[Records from a data source]
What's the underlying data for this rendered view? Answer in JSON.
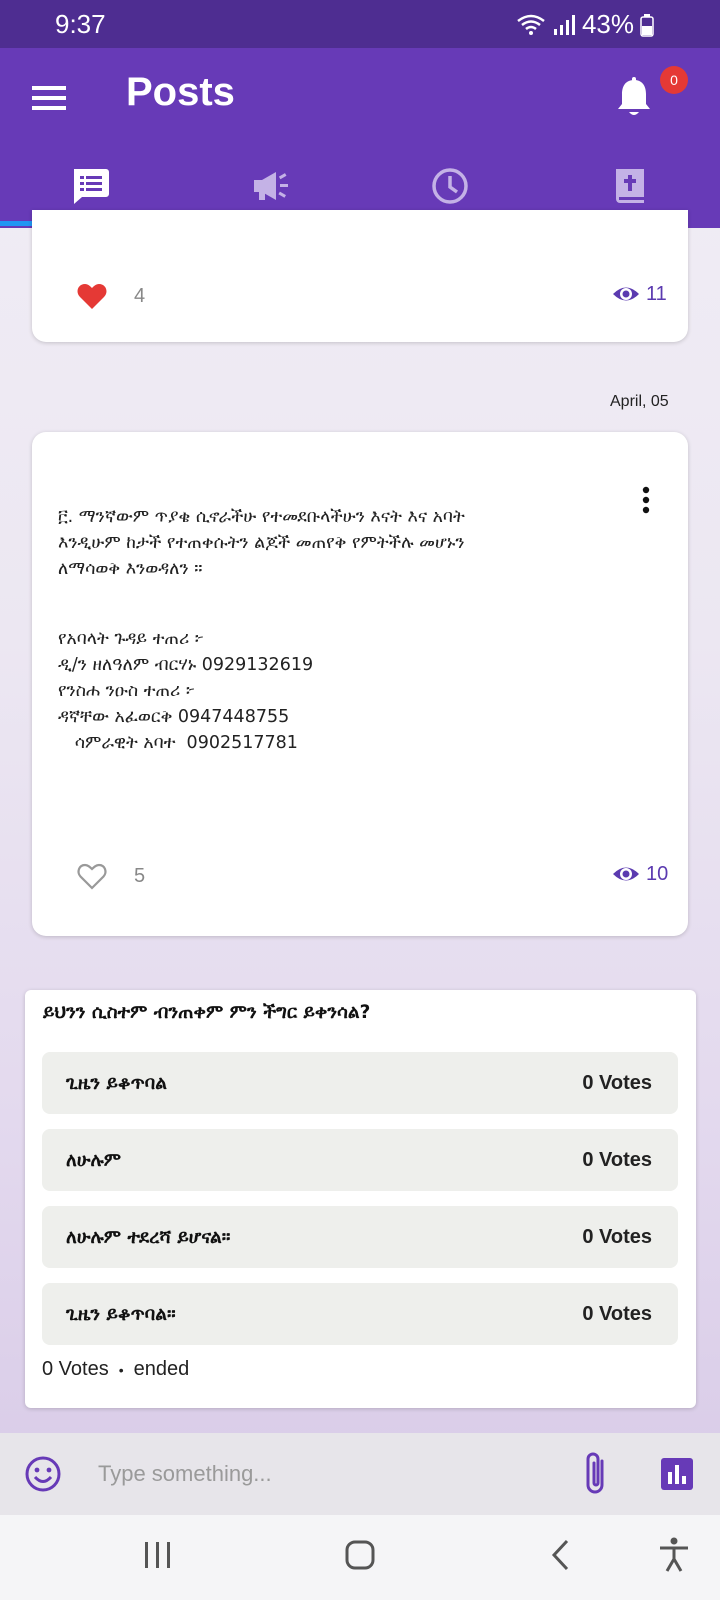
{
  "status_bar": {
    "time": "9:37",
    "battery": "43%"
  },
  "app_bar": {
    "title": "Posts",
    "notification_count": "0",
    "tabs": [
      {
        "icon": "feed-icon",
        "active": true
      },
      {
        "icon": "megaphone-icon",
        "active": false
      },
      {
        "icon": "clock-icon",
        "active": false
      },
      {
        "icon": "bible-book-icon",
        "active": false
      }
    ]
  },
  "posts": [
    {
      "likes": "4",
      "liked": true,
      "views": "11"
    },
    {
      "date": "April, 05",
      "body": "፫. ማንኛውም ጥያቄ ሲኖራችሁ የተመደቡላችሁን እናት እና አባት\nእንዲሁም ከታች የተጠቀሱትን ልጆች መጠየቅ የምትችሉ መሆኑን\nለማሳወቅ እንወዳለን ።",
      "contacts": "የአባላት ጉዳይ ተጠሪ ፦\nዲ/ን ዘለዓለም ብርሃኑ 0929132619\nየንስሐ ንዑስ ተጠሪ ፦\nዳኛቸው አፈወርቅ 0947448755\n   ሳምራዊት አባተ  0902517781",
      "likes": "5",
      "liked": false,
      "views": "10"
    }
  ],
  "poll": {
    "question": "ይህንን ሲስተም ብንጠቀም ምን ችግር ይቀንሳል?",
    "options": [
      {
        "label": "ጊዜን ይቆጥባል",
        "votes": "0 Votes"
      },
      {
        "label": "ለሁሉም",
        "votes": "0 Votes"
      },
      {
        "label": "ለሁሉም ተደረሻ ይሆናል።",
        "votes": "0 Votes"
      },
      {
        "label": "ጊዜን ይቆጥባል።",
        "votes": "0 Votes"
      }
    ],
    "total_votes": "0 Votes",
    "separator": "•",
    "state": "ended"
  },
  "composer": {
    "placeholder": "Type something..."
  },
  "colors": {
    "primary": "#673ab7",
    "status_bar": "#4e2d91",
    "accent_indicator": "#2196f3",
    "like_red": "#e53935",
    "views_purple": "#5b3ab0"
  }
}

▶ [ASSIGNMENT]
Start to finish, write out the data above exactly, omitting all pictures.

▶ [PROBLEM SOLUTION]
What's the underlying data for this rendered view? Answer in JSON.
{
  "status_bar": {
    "time": "9:37",
    "battery": "43%"
  },
  "app_bar": {
    "title": "Posts",
    "notification_count": "0",
    "tabs": [
      {
        "icon": "feed-icon",
        "active": true
      },
      {
        "icon": "megaphone-icon",
        "active": false
      },
      {
        "icon": "clock-icon",
        "active": false
      },
      {
        "icon": "bible-book-icon",
        "active": false
      }
    ]
  },
  "posts": [
    {
      "likes": "4",
      "liked": true,
      "views": "11"
    },
    {
      "date": "April, 05",
      "body": "፫. ማንኛውም ጥያቄ ሲኖራችሁ የተመደቡላችሁን እናት እና አባት\nእንዲሁም ከታች የተጠቀሱትን ልጆች መጠየቅ የምትችሉ መሆኑን\nለማሳወቅ እንወዳለን ።",
      "contacts": "የአባላት ጉዳይ ተጠሪ ፦\nዲ/ን ዘለዓለም ብርሃኑ 0929132619\nየንስሐ ንዑስ ተጠሪ ፦\nዳኛቸው አፈወርቅ 0947448755\n   ሳምራዊት አባተ  0902517781",
      "likes": "5",
      "liked": false,
      "views": "10"
    }
  ],
  "poll": {
    "question": "ይህንን ሲስተም ብንጠቀም ምን ችግር ይቀንሳል?",
    "options": [
      {
        "label": "ጊዜን ይቆጥባል",
        "votes": "0 Votes"
      },
      {
        "label": "ለሁሉም",
        "votes": "0 Votes"
      },
      {
        "label": "ለሁሉም ተደረሻ ይሆናል።",
        "votes": "0 Votes"
      },
      {
        "label": "ጊዜን ይቆጥባል።",
        "votes": "0 Votes"
      }
    ],
    "total_votes": "0 Votes",
    "separator": "•",
    "state": "ended"
  },
  "composer": {
    "placeholder": "Type something..."
  },
  "colors": {
    "primary": "#673ab7",
    "status_bar": "#4e2d91",
    "accent_indicator": "#2196f3",
    "like_red": "#e53935",
    "views_purple": "#5b3ab0"
  }
}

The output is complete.